What is a Slot?


A slot is a narrow notch or groove, such as a keyway in machinery or a slit for a coin in a vending machine. It can also refer to a position in a group or series, as in the phrase “the slot is wide open.”

A casino slot is a small mechanical device that spins reels and allows you to place bets by pushing buttons. The machine reads your bet and spits out results when the reels stop spinning. It’s a popular form of gambling that has been around for decades and can be found in most casinos.

While it is impossible to predict the outcome of a slot game, there are a few tips you can follow to increase your chances of winning. First, make sure you know the rules of the game before you start playing. Check the paytable to find out how much you can win with each bet, and be sure to understand the payouts. You can also ask the slot attendant if you are unsure about any details.

Another way to improve your chances of winning is to play a progressive jackpot slot game. These slots keep a percentage of each bet and add it to the jackpot, which can reach millions of dollars. You can even win the jackpot just by making one bet!

Before the advent of microprocessors, manufacturers of slot machines could only adjust the probability of certain symbols appearing on a payline. Using microprocessors, they can assign different probabilities to each stop on the physical reel. To the player, this makes a particular symbol appear “so close” to a winning combination, but in reality it might not happen at all.

Many people believe that slot is the best type of casino game to play for real money, but this is not necessarily true. Regardless of the number of paylines or bonus features, there are always risks involved with gambling. It is important to set a budget before you begin playing and to stay within it. Also, remember that a machine’s random number generator will only pay out winning combinations if you have enough money in your account to cover the bet.

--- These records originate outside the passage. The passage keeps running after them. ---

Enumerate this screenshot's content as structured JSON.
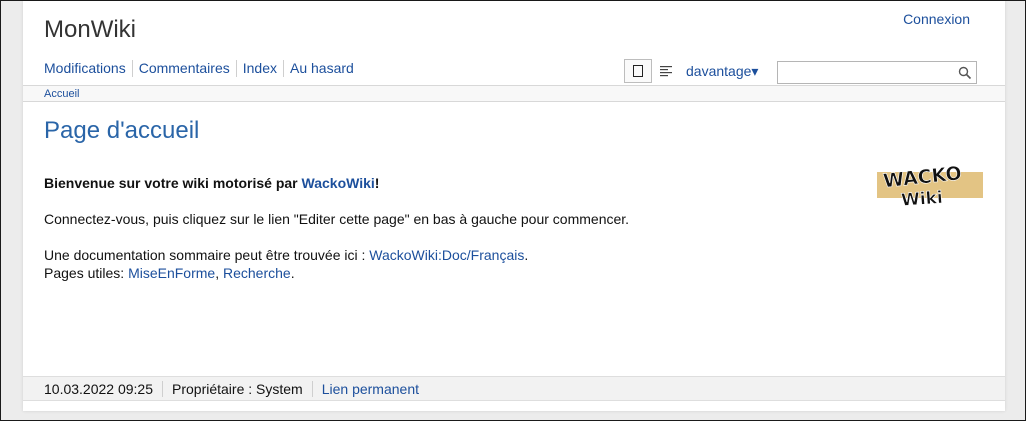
{
  "header": {
    "site_title": "MonWiki",
    "login_label": "Connexion"
  },
  "nav": {
    "items": [
      {
        "label": "Modifications"
      },
      {
        "label": "Commentaires"
      },
      {
        "label": "Index"
      },
      {
        "label": "Au hasard"
      }
    ]
  },
  "tools": {
    "more_label": "davantage▾"
  },
  "search": {
    "value": "",
    "placeholder": ""
  },
  "breadcrumb": {
    "label": "Accueil"
  },
  "main": {
    "title": "Page d'accueil",
    "welcome_prefix": "Bienvenue sur votre wiki motorisé par ",
    "welcome_link": "WackoWiki",
    "welcome_suffix": "!",
    "instructions": "Connectez-vous, puis cliquez sur le lien \"Editer cette page\" en bas à gauche pour commencer.",
    "doc_prefix": "Une documentation sommaire peut être trouvée ici : ",
    "doc_link": "WackoWiki:Doc/Français",
    "doc_suffix": ".",
    "useful_prefix": "Pages utiles: ",
    "useful_link1": "MiseEnForme",
    "useful_sep": ", ",
    "useful_link2": "Recherche",
    "useful_suffix": ".",
    "logo_text_line1": "WACKO",
    "logo_text_line2": "Wiki"
  },
  "footer": {
    "datetime": "10.03.2022 09:25",
    "owner": "Propriétaire : System",
    "permalink": "Lien permanent"
  },
  "colors": {
    "link": "#1c4f9c",
    "title": "#2a65a8",
    "logo_band": "#e3c484"
  }
}
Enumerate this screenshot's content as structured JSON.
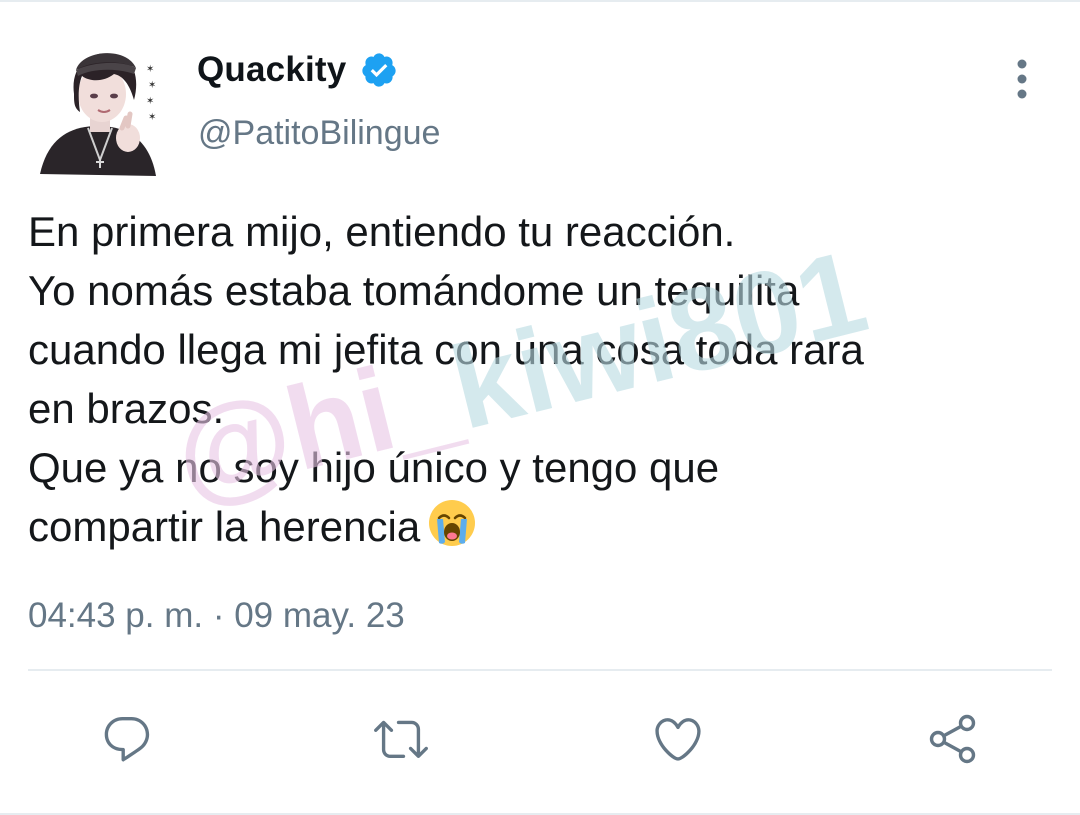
{
  "tweet": {
    "display_name": "Quackity",
    "handle": "@PatitoBilingue",
    "text_lines": [
      "En primera mijo, entiendo tu reacción.",
      "Yo nomás estaba tomándome un tequilita",
      "cuando llega mi jefita con una cosa toda rara",
      "en brazos.",
      "Que ya no soy hijo único y tengo que",
      "compartir la herencia"
    ],
    "emoji": "loudly-crying-face",
    "timestamp": "04:43 p. m. · 09 may. 23"
  },
  "watermark": {
    "part_a": "@hi_",
    "part_b": "kiwi801"
  },
  "icons": {
    "verified": "verified-badge-icon",
    "more": "more-vertical-icon",
    "reply": "reply-icon",
    "retweet": "retweet-icon",
    "like": "heart-icon",
    "share": "share-icon"
  },
  "colors": {
    "accent": "#1da1f2",
    "icon_gray": "#657786",
    "text": "#14171a"
  }
}
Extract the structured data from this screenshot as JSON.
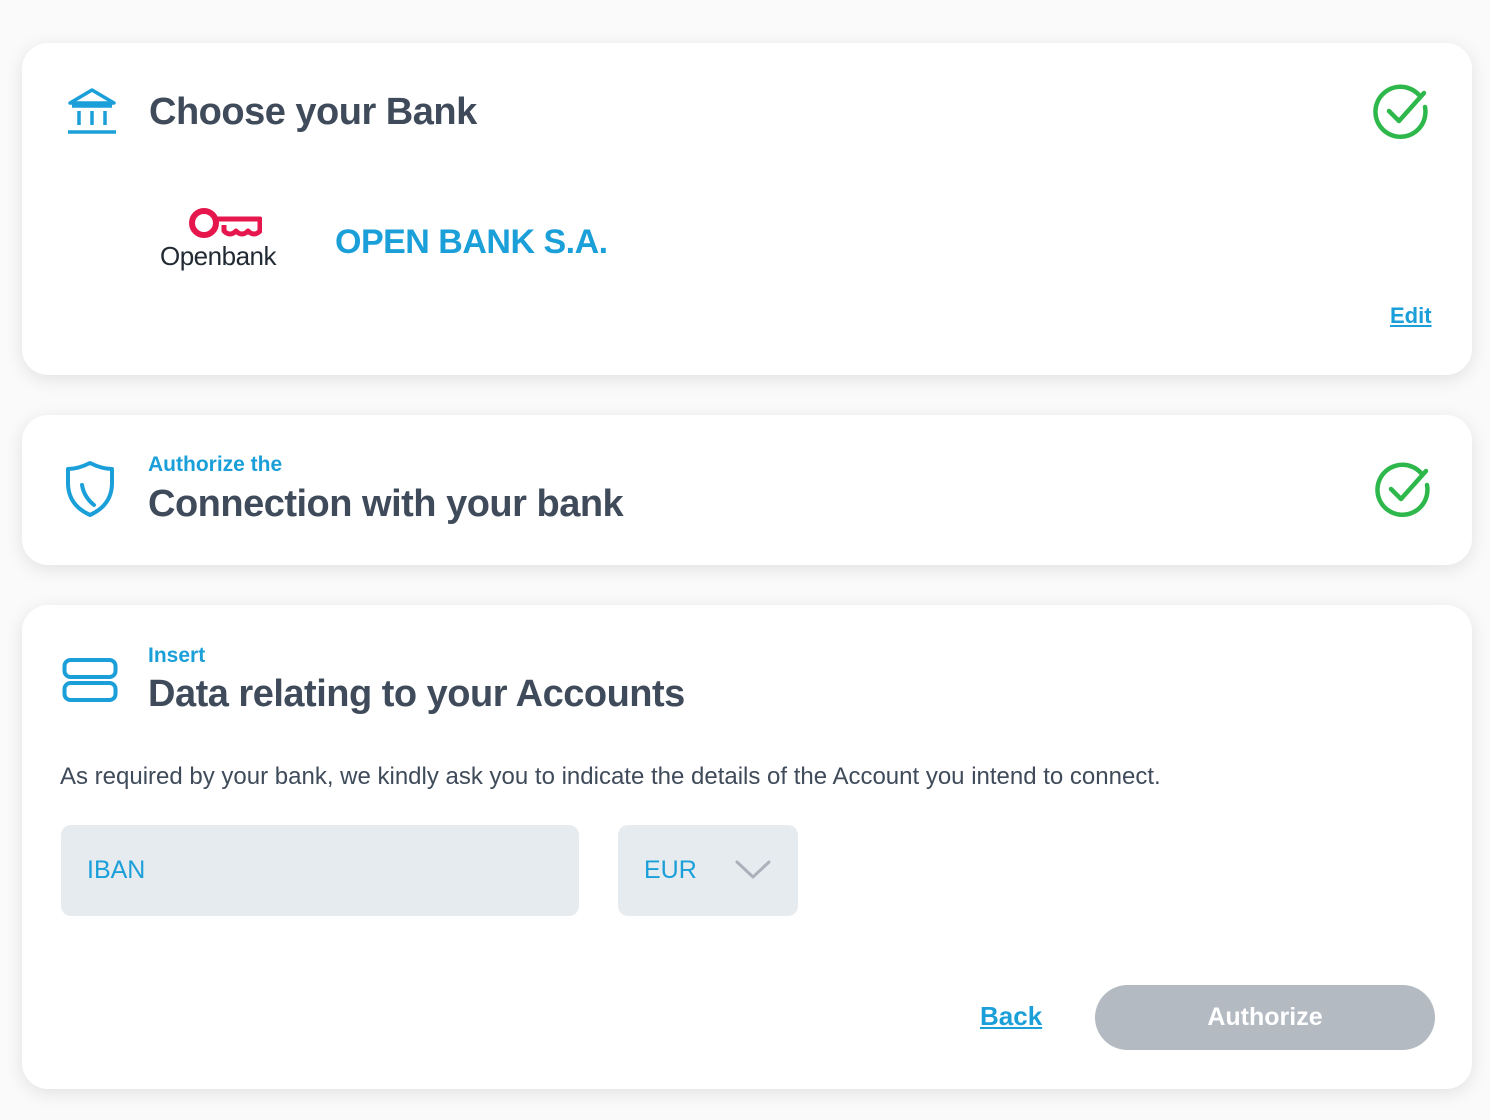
{
  "steps": {
    "bank": {
      "title": "Choose your Bank",
      "bank_name": "OPEN BANK S.A.",
      "bank_logo_text": "Openbank",
      "edit_label": "Edit",
      "status": "completed"
    },
    "authorize": {
      "pretitle": "Authorize the",
      "title": "Connection with your bank",
      "status": "completed"
    },
    "accounts": {
      "pretitle": "Insert",
      "title": "Data relating to your Accounts",
      "description": "As required by your bank, we kindly ask you to indicate the details of the Account you intend to connect.",
      "iban_placeholder": "IBAN",
      "currency_selected": "EUR",
      "back_label": "Back",
      "authorize_label": "Authorize"
    }
  },
  "colors": {
    "accent": "#1a9fd9",
    "success": "#2eb84b",
    "heading": "#3f4b5a",
    "disabled_button": "#b3bac1",
    "field_bg": "#e6ebef",
    "logo_red": "#e5174c"
  },
  "icons": {
    "bank": "bank-icon",
    "shield": "shield-icon",
    "accounts": "accounts-icon",
    "check": "check-circle-icon",
    "chevron": "chevron-down-icon"
  }
}
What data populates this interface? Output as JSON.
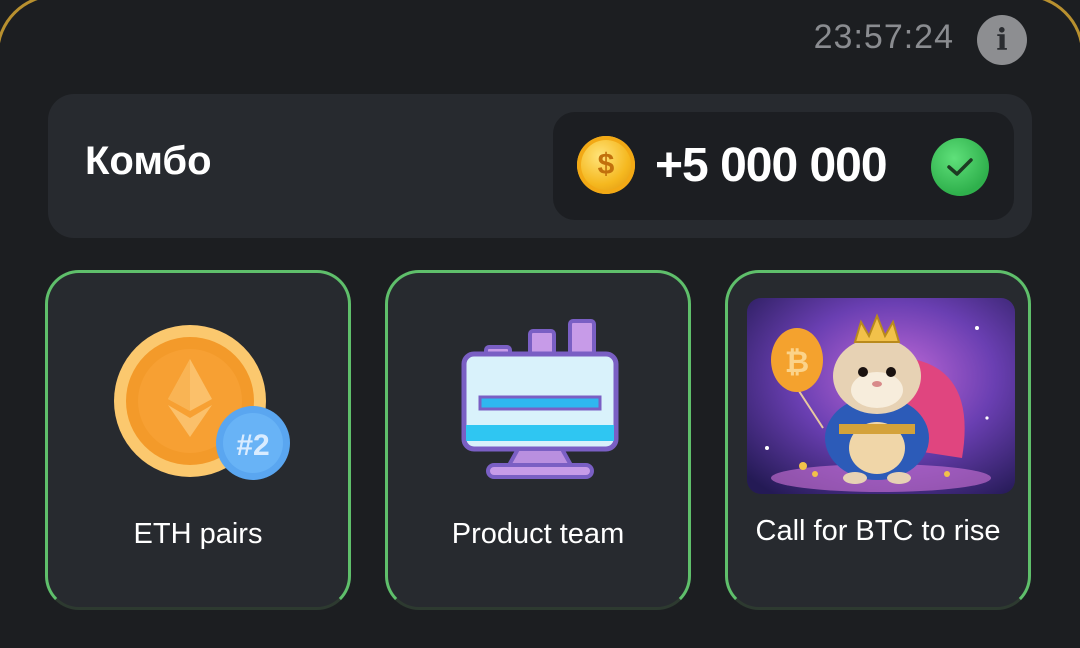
{
  "header": {
    "timer": "23:57:24",
    "info_icon": "info-icon"
  },
  "combo": {
    "title": "Комбо",
    "reward_amount": "+5 000 000",
    "coin_icon": "dollar-coin-icon",
    "status_icon": "check-icon"
  },
  "cards": [
    {
      "label": "ETH pairs",
      "icon": "eth-coin-icon",
      "badge": "#2"
    },
    {
      "label": "Product team",
      "icon": "monitor-chart-icon"
    },
    {
      "label": "Call for BTC to rise",
      "icon": "hamster-king-image"
    }
  ],
  "colors": {
    "background": "#1c1e21",
    "card": "#272a2f",
    "card_border": "#5fbf6b",
    "check_green": "#2fb04c",
    "coin_gold": "#f5b81f"
  }
}
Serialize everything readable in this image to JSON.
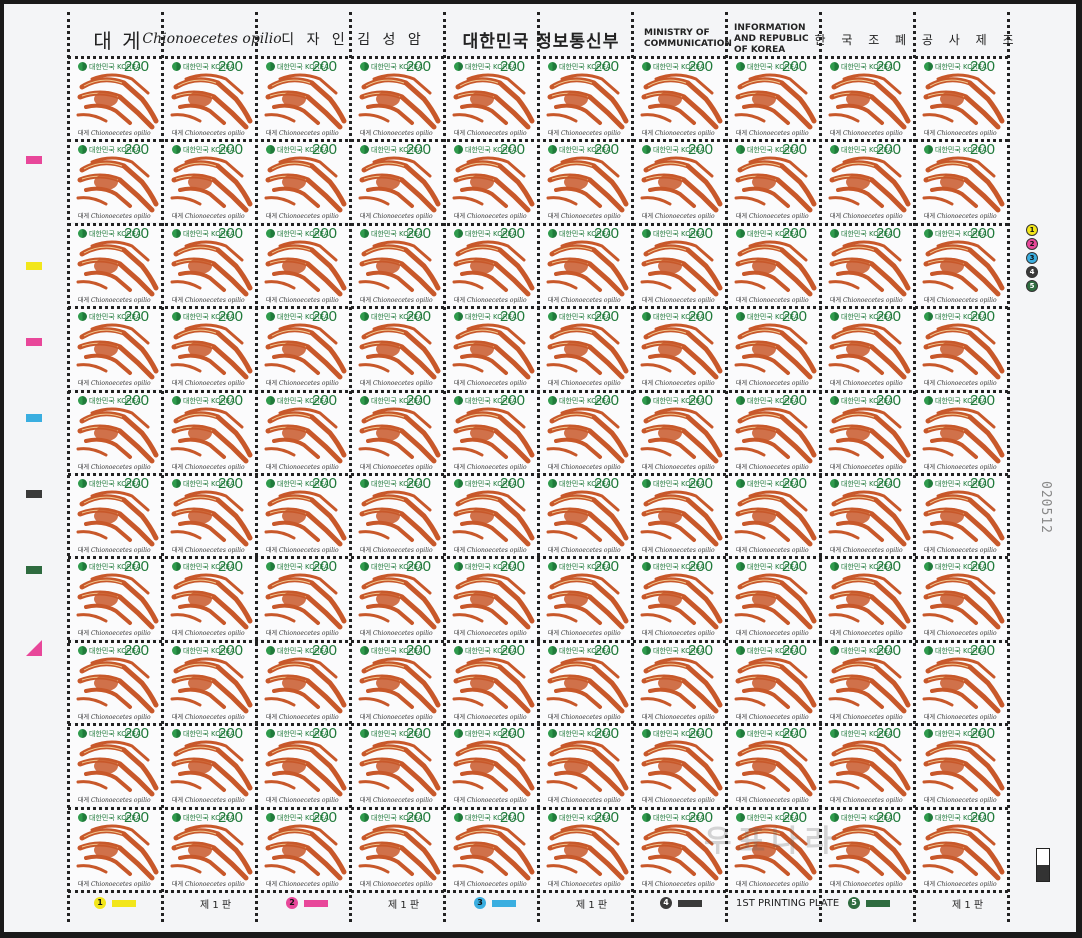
{
  "header": {
    "name_ko": "대 게",
    "name_sci": "Chionoecetes opilio",
    "designer": "디 자 인  김 성 암",
    "country_ko": "대한민국  정보통신부",
    "ministry_en": "MINISTRY OF COMMUNICATION",
    "country_en": "INFORMATION AND REPUBLIC OF KOREA",
    "printer": "한 국 조 폐 공 사 제 조"
  },
  "stamp": {
    "country": "대한민국 KOREA",
    "face_value": "200",
    "caption_ko": "대게",
    "caption_sci": "Chionoecetes opilio"
  },
  "sheet": {
    "rows": 10,
    "cols": 10,
    "serial_number": "020512"
  },
  "footer": {
    "plate_label": "제 1 판",
    "first_printing_plate": "1ST PRINTING PLATE",
    "color_markers": [
      {
        "num": "1",
        "color": "#f2e61b"
      },
      {
        "num": "2",
        "color": "#e8479a"
      },
      {
        "num": "3",
        "color": "#3aaee0"
      },
      {
        "num": "4",
        "color": "#3a3a3a"
      },
      {
        "num": "5",
        "color": "#2e6b3f"
      }
    ]
  },
  "registration_bars": [
    "#e8479a",
    "#f2e61b",
    "#e8479a",
    "#3aaee0",
    "#3a3a3a",
    "#2e6b3f"
  ],
  "watermark": "우표나라",
  "colors": {
    "crab": "#c8582a",
    "green": "#1f7a3a"
  }
}
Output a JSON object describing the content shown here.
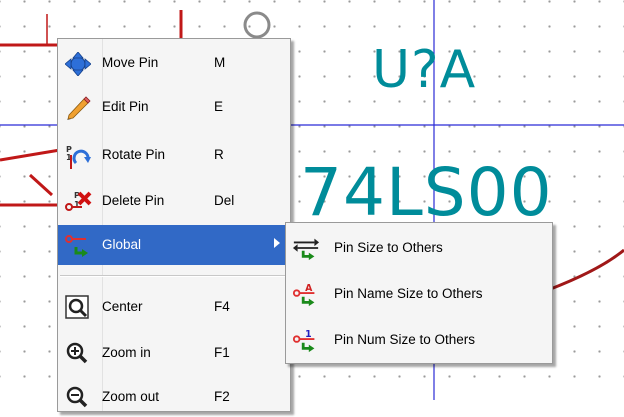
{
  "canvas": {
    "reference": "U?A",
    "value": "74LS00",
    "colors": {
      "text": "#008c9a",
      "wire": "#c01818",
      "grid_axis": "#2b2bd6",
      "grid_dot": "#9a9a9a"
    }
  },
  "context_menu": {
    "items": [
      {
        "label": "Move Pin",
        "shortcut": "M",
        "icon": "move-arrows-icon"
      },
      {
        "label": "Edit Pin",
        "shortcut": "E",
        "icon": "pencil-icon"
      },
      {
        "label": "Rotate Pin",
        "shortcut": "R",
        "icon": "rotate-pin-icon"
      },
      {
        "label": "Delete Pin",
        "shortcut": "Del",
        "icon": "delete-pin-icon"
      },
      {
        "label": "Global",
        "shortcut": "",
        "icon": "global-pin-icon",
        "highlighted": true,
        "has_submenu": true
      },
      {
        "label": "Center",
        "shortcut": "F4",
        "icon": "center-view-icon"
      },
      {
        "label": "Zoom in",
        "shortcut": "F1",
        "icon": "zoom-in-icon"
      },
      {
        "label": "Zoom out",
        "shortcut": "F2",
        "icon": "zoom-out-icon"
      }
    ],
    "highlight_color": "#3169c6"
  },
  "global_submenu": {
    "items": [
      {
        "label": "Pin Size to Others",
        "icon": "pin-size-icon"
      },
      {
        "label": "Pin Name Size to Others",
        "icon": "pin-name-size-icon"
      },
      {
        "label": "Pin Num Size to Others",
        "icon": "pin-num-size-icon"
      }
    ]
  }
}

After you’ve built up a nice cushion in your bank account, you may be ready to try out some other games at online casinos. However, be aware that most casino games will only pay back less than you put into them – that’s how the casinos make their profits. In addition, you should always use cash and never deposit more money than you can afford to lose. This will help you avoid getting ripped off by card sharks and other unsavory characters. Finally, be sure to choose a reputable casino and read reviews before you play any games. Good luck!